PRAGUE, July 7, 2006 (RFE/RL) -- Haraszti says the media situation in Central Asia is characterized by multiple print and Internet outlets. But, he adds, control over television and other broadcast media remains in a few select hands.
"It is basically a slope of pluralism which is higher in the case of the print press but a bit lower in the case of the broadcast media," Haraszti says. "Pluralism is quite confined in the whole region to the print media and actually toward the Internet, [and among] the different media types that the Internet is hosting. But in the broadcast field -- even in countries where there is privately-owned broadcast media, [and] even in countries where there is a kind of a readiness for a transformation of state-owned media into public-service media to be found -- the actual content of broadcast media is quite monopolized and not really covering the whole of political life in a fair and objective fashion." No Quick Solutions?
Haraszti says he sees a discernable trend among Central Asian governments to tighten legislation to keep media outlets silent -- especially independent media outlets that question state policy or official conduct.
"I still couldn't visit Uzbekistan. Otherwise, I was able to visit all other four countries in the region. And I hope very much that the level of cooperation with Uzbekistan and Turkmenistan will improve in the future."
"We observe a sadly growing trend of administrative discrimination vis-a-vis the fragile and economically weak independent print media -- different types of new regulations, registration, re-registration regimes, accreditation problems, all of them in the form of a seemingly objective regulatory framework," Haraszti says. "But, in fact, [such measures] somehow always [are] hitting at the independent press and almost never at the official, state-owned press -- which is a form of discrimination."
Haraszti notes that all five Central Asian republics -- all of them OSCE member states -- inherited a Soviet mentality with respect to the media. He says that, as a result, it will be some time before anyone can expect media laws in the region to conform to those in Western democracies. But Haraszti says that-- in keeping with his OSCE mandate -- his office does contact Central Asian authorities to alert them to regulations that contradict those in other parts of the OSCE.
"We have set medium-range goals for media democratization, which we always do," Haraszti says. "So these are decriminalization of all types of punitive laws that penalize speech offenses in a criminal way, [that is, to] criminalize them. We ask all participating states to put all of those offenses into the domain of civil law, [that is] civil court, instead of criminalizing journalists for what they do even if they do it in a way that has to be sanctioned somehow."
Such laws have silenced or jailed journalists in several Central Asian states.

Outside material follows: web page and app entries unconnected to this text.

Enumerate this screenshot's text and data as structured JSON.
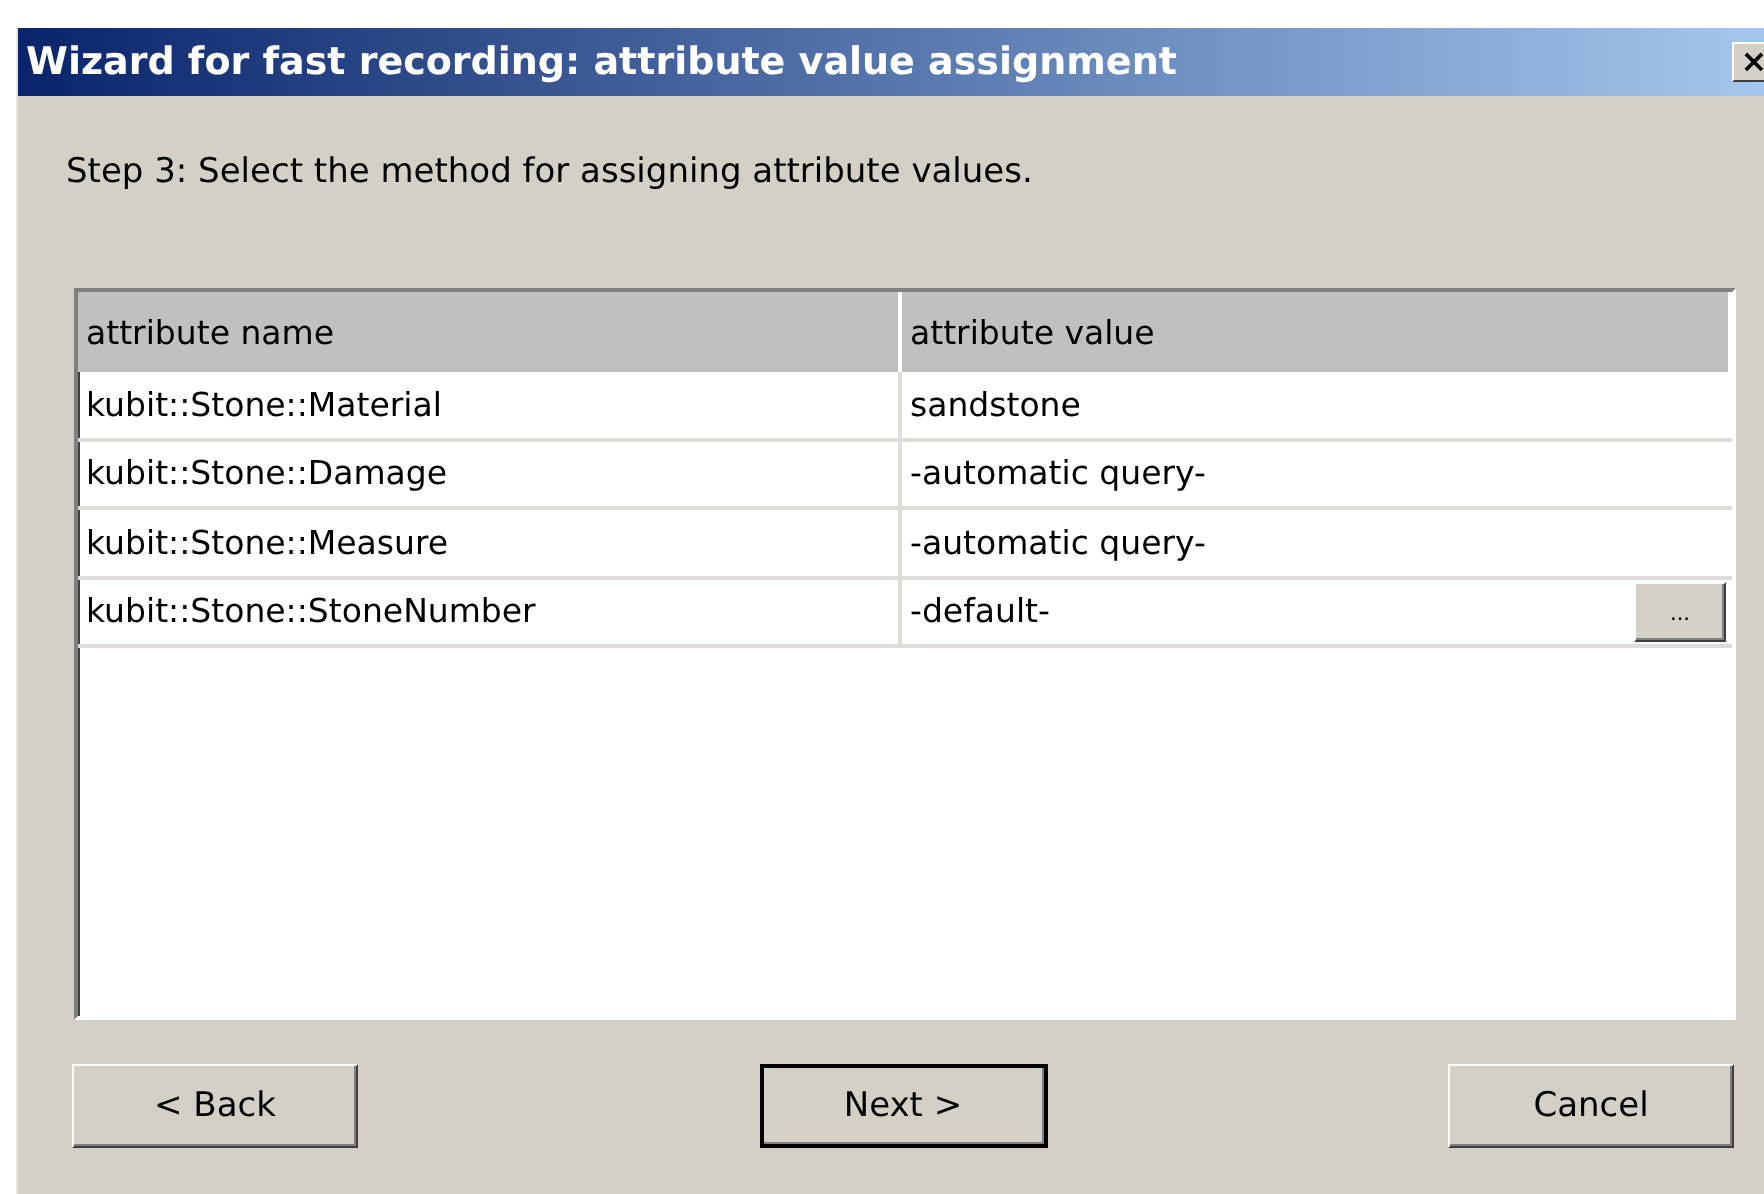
{
  "window": {
    "title": "Wizard for fast recording: attribute value assignment",
    "close": "×"
  },
  "instruction": "Step 3: Select the method for assigning attribute values.",
  "table": {
    "columns": [
      "attribute name",
      "attribute value"
    ],
    "rows": [
      {
        "name": "kubit::Stone::Material",
        "value": "sandstone"
      },
      {
        "name": "kubit::Stone::Damage",
        "value": "-automatic query-"
      },
      {
        "name": "kubit::Stone::Measure",
        "value": "-automatic query-"
      },
      {
        "name": "kubit::Stone::StoneNumber",
        "value": "-default-",
        "browse_label": "..."
      }
    ]
  },
  "buttons": [
    {
      "label": "< Back",
      "is_default": false
    },
    {
      "label": "Next >",
      "is_default": true
    },
    {
      "label": "Cancel",
      "is_default": false
    }
  ]
}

Occasional 'Intervention'
Haraszti says there have been times when it was necessary to stage what he terms an "intervention." He notes Kazakhstan, where the government complained of too many media outlets and introduced amendments that simply made it more difficult for media and journalists.
"They introduced these amendments, and now these amendments are actually making fines higher," Haraszti says. "They reintroduce registration, [or rather] they introduce re-registration, at any given occasion when business data -- like the office address -- has changed in a given outlet. And fees are introduced for registration. And a very important and actually very restrictive provision, [or] draft provision, is that the persons who have worked for any media outlet that has earlier been closed by a court ruling cannot apply to be editors with newly registered media, cannot register a media [outlet]. And that, I think, is something that probably constitutionally is a questionable requirement because it puts another punishment on top of what the courts at that time have ruled."
Haraszti expresses hope that Kazakh President Nursultan Nazarbaev might veto the draft law. But earlier this week, Nazarbaev signed the media amendments into law despite objections from rights groups inside and outside Kazakhstan.
Haraszti indicates there are some countries with which the OSCE's level of cooperation is still not good.
"I still couldn't visit Uzbekistan," Haraszti says. "Otherwise, I was able to visit all other four countries in the region. And I hope very much that the level of cooperation with Uzbekistan and Turkmenistan will improve in the future."
Haraszti says that an annual OSCE-sponsored event dedicated to the region's journalists might provide a possible avenue to improving ties with Central Asian states.
"We will be having a Central Asian Media gathering in October in Bishkek, in Kyrgyzstan, where we will be discussing the sustainability of media -- both privatized and new media start-ups," Haraszti says. "[We will discuss] how to make them compatible with the market [and] how to help their freedom by sane policy of the publisher and of the editor on the market. And we are having a first day of deliberations and a second day of training for the participants. This will be in October in Bishkek. Last year...we had participants from all five [Central Asian states], which was a very happy circumstance, and we hope to repeat it this year."
Haraszti also says he hopes to be making another tour through the region soon.